**Activity**
Give the number of lines in the data that hold the word "default", and nothing else.

Interface dataset entries:
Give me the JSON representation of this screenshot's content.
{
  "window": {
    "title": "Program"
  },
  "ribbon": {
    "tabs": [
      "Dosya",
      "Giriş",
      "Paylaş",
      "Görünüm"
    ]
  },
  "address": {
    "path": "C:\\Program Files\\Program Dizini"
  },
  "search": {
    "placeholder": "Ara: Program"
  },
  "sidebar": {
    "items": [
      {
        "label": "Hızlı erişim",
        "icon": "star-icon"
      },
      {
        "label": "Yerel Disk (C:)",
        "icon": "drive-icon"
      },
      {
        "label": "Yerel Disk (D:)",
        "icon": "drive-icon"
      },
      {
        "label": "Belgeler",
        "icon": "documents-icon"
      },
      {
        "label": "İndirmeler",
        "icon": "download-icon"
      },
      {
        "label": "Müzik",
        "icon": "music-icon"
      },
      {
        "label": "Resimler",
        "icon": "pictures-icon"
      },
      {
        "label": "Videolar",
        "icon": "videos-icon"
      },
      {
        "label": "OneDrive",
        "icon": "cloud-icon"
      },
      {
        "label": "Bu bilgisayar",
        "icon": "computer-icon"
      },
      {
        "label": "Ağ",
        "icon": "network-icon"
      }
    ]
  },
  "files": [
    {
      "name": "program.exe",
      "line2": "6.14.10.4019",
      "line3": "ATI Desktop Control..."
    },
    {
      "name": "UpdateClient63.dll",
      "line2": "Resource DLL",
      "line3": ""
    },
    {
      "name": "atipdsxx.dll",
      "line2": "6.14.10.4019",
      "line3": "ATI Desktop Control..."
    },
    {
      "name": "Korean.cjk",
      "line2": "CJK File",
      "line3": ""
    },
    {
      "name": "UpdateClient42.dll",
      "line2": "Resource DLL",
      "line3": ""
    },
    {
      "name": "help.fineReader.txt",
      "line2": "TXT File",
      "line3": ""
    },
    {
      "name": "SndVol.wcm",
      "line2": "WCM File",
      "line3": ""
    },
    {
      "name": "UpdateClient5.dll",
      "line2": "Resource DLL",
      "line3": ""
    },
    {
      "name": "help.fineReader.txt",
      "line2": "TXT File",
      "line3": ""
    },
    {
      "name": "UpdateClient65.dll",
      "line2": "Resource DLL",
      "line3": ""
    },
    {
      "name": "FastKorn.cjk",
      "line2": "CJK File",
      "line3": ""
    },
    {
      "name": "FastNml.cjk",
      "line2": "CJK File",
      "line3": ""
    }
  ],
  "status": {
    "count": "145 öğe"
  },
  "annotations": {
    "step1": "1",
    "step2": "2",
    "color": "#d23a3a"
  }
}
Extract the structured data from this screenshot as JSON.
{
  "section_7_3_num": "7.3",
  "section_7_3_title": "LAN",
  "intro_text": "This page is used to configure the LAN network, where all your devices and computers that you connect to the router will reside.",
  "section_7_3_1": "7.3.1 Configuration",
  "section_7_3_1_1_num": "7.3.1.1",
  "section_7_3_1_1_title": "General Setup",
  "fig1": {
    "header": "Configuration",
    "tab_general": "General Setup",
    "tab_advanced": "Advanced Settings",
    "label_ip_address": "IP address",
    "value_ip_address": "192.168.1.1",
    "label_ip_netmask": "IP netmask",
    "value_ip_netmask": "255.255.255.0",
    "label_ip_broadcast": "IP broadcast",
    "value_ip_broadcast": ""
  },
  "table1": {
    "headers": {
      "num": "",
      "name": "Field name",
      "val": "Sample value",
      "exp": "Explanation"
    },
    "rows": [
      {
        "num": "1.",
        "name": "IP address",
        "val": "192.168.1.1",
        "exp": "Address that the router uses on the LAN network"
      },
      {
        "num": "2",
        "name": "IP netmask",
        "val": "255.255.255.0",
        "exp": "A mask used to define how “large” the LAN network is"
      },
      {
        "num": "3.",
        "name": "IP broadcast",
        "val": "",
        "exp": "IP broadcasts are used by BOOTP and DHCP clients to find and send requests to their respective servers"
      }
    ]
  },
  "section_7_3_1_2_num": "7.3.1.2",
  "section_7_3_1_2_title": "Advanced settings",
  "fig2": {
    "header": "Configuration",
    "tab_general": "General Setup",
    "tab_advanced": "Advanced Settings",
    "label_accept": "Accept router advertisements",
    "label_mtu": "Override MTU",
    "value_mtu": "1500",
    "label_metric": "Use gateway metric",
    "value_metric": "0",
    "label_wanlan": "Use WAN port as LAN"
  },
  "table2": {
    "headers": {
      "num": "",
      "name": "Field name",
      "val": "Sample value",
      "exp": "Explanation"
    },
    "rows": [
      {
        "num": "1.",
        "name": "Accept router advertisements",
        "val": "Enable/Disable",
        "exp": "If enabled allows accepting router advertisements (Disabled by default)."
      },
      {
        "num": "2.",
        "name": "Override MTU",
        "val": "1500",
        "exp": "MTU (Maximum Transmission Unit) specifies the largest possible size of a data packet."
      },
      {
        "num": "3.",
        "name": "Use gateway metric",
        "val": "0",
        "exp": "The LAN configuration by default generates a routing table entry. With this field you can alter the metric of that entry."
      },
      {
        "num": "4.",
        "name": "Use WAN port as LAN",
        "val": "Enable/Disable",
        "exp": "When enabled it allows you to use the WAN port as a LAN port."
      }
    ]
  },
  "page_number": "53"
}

**The answer**
2